AE: One of my favourite Clearaudio ideas was the ‘Absolute Phono’ concept in 2014, which put a tiny preamplifier in the headshell itself. It seems such a great idea, why isn’t it more common? 

RS: Well, technically it is a challenge, and that is giving it a higher price tag, which limits the product in terms of marketing and sales. Sometimes products are too early in the market or too late… I think here we might have been too early!

AE: Migrant waves, pandemic, the Ukraine effect – how has the company been affected by recent times?

RS: During difficult times, you need to concentrate on your core business, and to realise that in such times you need to be creative, maybe reorganise something in your organisation. This is positive, as you should never stand still.

I think we have been blessed in this regard, actually, as we see challenges as a positive; they make us stronger as a company and as a family.

AE: I couldn’t find much information on your music division – can you tell us a little about that? It’s always good to see a hi-fi company with a music division!

RS: This was originally a result of the digital CD coming onto the market in 1985. So we started around 1989 to print and press vinyl with our own label ‘clearaudio Music’, when the majors were already pushing records out of the stores. The idea was to keep them available for fans of analogue music. 

AE: Well that seems to have worked well, with so many vinyl fans new and old. You must have watched the revival of vinyl in the last 15 years with delight?

RS: This is a very nice outcome for us, of course, especially as this would seem to indicate that quality will always survive. We want to keep it that way. As for the music production, we still retain this and today we are into reissues and own productions. Not on a big scale, but it’s part of our love for the music and the pleasure it brings. 

Jez Ford
Editor, Sound+Image magazine

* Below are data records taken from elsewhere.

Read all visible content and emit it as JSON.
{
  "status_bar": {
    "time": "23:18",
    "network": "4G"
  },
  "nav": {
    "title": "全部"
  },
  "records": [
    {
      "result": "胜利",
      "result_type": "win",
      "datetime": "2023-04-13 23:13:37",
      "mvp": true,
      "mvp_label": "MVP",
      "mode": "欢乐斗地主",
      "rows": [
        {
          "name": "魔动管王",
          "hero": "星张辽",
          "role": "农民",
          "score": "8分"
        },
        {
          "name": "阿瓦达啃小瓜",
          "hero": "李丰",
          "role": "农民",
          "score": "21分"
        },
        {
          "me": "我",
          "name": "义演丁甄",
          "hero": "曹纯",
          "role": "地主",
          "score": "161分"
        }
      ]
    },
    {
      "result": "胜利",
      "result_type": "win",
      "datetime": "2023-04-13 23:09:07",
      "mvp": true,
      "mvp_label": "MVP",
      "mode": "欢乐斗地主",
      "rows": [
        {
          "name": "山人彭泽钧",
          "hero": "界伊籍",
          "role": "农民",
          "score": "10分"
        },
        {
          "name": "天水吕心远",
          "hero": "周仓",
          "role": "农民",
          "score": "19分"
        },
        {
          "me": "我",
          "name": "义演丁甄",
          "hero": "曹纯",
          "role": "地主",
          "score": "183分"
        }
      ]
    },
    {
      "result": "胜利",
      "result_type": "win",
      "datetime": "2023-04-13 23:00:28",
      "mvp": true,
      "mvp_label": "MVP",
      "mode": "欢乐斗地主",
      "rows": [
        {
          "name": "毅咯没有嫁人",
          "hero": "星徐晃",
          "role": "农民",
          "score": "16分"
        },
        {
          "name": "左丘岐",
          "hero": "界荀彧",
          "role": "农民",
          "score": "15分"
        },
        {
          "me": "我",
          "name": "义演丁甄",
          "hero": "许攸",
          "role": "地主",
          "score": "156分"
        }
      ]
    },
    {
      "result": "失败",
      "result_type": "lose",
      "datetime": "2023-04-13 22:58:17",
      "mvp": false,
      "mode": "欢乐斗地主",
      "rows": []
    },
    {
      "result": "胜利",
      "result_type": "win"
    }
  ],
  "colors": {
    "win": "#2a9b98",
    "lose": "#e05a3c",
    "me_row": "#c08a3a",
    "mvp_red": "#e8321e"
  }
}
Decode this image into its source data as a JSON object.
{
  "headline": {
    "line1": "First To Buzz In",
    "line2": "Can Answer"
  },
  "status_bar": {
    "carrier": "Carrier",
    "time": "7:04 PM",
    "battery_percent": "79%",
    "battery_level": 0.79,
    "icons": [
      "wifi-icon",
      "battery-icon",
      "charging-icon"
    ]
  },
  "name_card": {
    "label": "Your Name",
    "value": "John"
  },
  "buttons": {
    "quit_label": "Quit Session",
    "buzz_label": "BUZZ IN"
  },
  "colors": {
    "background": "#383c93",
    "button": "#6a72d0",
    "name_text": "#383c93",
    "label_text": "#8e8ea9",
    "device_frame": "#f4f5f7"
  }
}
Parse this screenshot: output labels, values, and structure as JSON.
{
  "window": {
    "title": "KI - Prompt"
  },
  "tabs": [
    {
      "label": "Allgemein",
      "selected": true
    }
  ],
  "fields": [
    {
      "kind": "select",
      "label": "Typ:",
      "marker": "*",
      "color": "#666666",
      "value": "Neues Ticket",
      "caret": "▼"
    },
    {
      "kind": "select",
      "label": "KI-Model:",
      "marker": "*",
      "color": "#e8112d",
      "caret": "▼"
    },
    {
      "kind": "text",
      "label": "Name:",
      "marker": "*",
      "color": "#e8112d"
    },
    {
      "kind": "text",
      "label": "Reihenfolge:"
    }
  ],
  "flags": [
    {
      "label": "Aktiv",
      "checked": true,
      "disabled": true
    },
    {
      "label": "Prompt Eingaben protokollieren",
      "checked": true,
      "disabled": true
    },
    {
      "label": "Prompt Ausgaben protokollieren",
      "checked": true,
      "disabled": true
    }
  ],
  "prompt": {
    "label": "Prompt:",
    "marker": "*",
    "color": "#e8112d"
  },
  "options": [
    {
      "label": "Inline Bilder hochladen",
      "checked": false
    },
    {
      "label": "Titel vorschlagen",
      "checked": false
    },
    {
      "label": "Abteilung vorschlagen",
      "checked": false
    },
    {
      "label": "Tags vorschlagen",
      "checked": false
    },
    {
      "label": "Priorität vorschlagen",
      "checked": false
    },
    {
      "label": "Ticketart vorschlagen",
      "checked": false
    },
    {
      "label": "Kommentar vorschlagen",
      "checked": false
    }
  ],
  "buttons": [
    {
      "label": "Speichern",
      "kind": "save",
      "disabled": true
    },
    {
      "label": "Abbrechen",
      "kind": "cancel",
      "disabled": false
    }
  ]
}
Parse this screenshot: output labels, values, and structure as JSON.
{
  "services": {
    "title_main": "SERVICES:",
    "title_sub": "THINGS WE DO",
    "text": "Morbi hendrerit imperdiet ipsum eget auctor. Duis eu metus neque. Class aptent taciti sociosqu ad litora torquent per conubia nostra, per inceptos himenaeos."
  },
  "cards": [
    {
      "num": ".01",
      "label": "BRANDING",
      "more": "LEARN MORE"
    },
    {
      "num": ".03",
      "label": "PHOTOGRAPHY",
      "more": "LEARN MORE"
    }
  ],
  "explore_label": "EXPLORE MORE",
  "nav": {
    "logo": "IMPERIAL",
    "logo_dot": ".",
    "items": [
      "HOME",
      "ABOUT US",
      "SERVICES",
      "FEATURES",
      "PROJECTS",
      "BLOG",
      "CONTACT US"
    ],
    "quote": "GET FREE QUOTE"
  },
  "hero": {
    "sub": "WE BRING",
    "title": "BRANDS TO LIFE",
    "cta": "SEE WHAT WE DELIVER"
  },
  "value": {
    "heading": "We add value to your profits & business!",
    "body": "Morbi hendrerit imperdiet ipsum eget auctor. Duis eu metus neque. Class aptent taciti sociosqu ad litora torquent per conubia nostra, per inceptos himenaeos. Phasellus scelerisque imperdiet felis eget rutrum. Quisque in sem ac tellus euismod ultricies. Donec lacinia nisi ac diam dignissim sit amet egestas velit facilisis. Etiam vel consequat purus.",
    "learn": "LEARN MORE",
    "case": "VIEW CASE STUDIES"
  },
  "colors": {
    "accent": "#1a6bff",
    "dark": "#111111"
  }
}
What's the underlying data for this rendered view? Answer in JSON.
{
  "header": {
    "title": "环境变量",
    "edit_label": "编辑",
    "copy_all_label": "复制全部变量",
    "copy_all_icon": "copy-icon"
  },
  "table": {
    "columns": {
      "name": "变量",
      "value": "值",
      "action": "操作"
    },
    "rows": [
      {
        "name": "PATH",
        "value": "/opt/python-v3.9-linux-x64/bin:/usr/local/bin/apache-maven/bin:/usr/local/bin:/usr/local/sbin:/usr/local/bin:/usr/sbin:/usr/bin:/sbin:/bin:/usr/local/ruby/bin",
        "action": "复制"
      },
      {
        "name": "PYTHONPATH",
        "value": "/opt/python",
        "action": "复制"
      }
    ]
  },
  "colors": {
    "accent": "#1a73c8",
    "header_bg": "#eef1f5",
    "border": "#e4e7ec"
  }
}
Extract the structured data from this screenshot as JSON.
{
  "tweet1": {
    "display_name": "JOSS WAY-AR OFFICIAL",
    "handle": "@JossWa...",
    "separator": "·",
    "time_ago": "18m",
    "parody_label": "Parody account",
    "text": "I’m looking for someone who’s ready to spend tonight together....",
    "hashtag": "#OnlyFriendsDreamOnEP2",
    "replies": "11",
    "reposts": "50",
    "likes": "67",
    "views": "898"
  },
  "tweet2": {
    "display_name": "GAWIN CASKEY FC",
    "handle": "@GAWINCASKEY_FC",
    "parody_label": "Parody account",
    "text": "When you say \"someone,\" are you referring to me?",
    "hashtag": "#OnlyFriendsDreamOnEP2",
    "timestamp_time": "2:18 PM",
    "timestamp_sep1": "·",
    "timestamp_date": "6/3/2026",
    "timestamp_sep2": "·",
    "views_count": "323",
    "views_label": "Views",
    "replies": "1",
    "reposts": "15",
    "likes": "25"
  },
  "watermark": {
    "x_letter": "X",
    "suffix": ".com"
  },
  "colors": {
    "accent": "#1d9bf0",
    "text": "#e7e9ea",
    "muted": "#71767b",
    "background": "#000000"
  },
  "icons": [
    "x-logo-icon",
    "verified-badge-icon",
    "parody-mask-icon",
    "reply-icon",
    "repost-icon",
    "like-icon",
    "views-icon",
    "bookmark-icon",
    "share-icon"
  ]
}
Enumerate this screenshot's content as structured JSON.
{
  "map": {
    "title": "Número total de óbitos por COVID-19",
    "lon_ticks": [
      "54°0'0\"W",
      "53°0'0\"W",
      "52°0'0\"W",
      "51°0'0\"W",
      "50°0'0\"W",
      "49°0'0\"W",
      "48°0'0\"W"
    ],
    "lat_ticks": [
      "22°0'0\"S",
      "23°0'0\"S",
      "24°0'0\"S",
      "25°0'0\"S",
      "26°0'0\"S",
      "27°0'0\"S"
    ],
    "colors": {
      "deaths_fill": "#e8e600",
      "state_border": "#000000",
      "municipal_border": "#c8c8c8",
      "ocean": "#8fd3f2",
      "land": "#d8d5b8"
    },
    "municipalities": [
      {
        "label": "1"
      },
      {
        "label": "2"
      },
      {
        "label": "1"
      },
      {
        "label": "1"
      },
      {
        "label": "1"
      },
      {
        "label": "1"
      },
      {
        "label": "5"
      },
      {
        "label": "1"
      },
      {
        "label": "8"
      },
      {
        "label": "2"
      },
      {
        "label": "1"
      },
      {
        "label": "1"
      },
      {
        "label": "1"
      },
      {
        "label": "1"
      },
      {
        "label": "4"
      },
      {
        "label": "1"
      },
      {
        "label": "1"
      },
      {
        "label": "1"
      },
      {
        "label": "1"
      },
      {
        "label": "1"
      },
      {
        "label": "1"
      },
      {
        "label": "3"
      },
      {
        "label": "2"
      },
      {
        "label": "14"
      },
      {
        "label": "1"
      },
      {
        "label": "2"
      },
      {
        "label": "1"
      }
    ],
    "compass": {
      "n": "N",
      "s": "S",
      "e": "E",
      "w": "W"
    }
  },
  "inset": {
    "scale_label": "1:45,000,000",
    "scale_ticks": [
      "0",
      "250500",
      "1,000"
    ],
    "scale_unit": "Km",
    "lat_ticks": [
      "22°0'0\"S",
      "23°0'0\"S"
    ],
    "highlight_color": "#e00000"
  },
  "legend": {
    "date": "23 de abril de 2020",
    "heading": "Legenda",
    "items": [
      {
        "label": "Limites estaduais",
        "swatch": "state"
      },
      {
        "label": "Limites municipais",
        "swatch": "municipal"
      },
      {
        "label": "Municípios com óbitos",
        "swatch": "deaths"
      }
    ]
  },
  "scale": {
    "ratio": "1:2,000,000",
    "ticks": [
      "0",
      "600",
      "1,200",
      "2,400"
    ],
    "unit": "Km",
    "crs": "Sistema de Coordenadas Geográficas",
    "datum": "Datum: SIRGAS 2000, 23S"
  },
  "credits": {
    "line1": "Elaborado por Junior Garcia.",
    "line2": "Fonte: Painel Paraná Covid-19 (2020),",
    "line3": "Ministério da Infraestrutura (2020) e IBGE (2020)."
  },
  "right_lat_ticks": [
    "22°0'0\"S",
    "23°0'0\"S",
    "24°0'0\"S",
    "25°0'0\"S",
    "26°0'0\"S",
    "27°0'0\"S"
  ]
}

Jez is the Editor of Sound+Image magazine, having inhabited that role since 2006, more or less a lustrum after departing his UK homeland to adopt an additional nationality under the more favourable climes and skies of Australia. Prior to his desertion he was Editor of the UK's Stuff magazine, and before that Editor of What Hi-Fi? magazine, and before that of the erstwhile Audiophile magazine and of Electronics Today International. He makes music as well as enjoying it, is alarmingly wedded to the notion that Led Zeppelin remains the highest point of rock'n'roll yet attained, though remains willing to assess modern pretenders. He lives in a modest shack on Sydney's Northern Beaches with his Canadian wife Deanna, a rescue greyhound called Jewels, and an assortment of changing wildlife under care.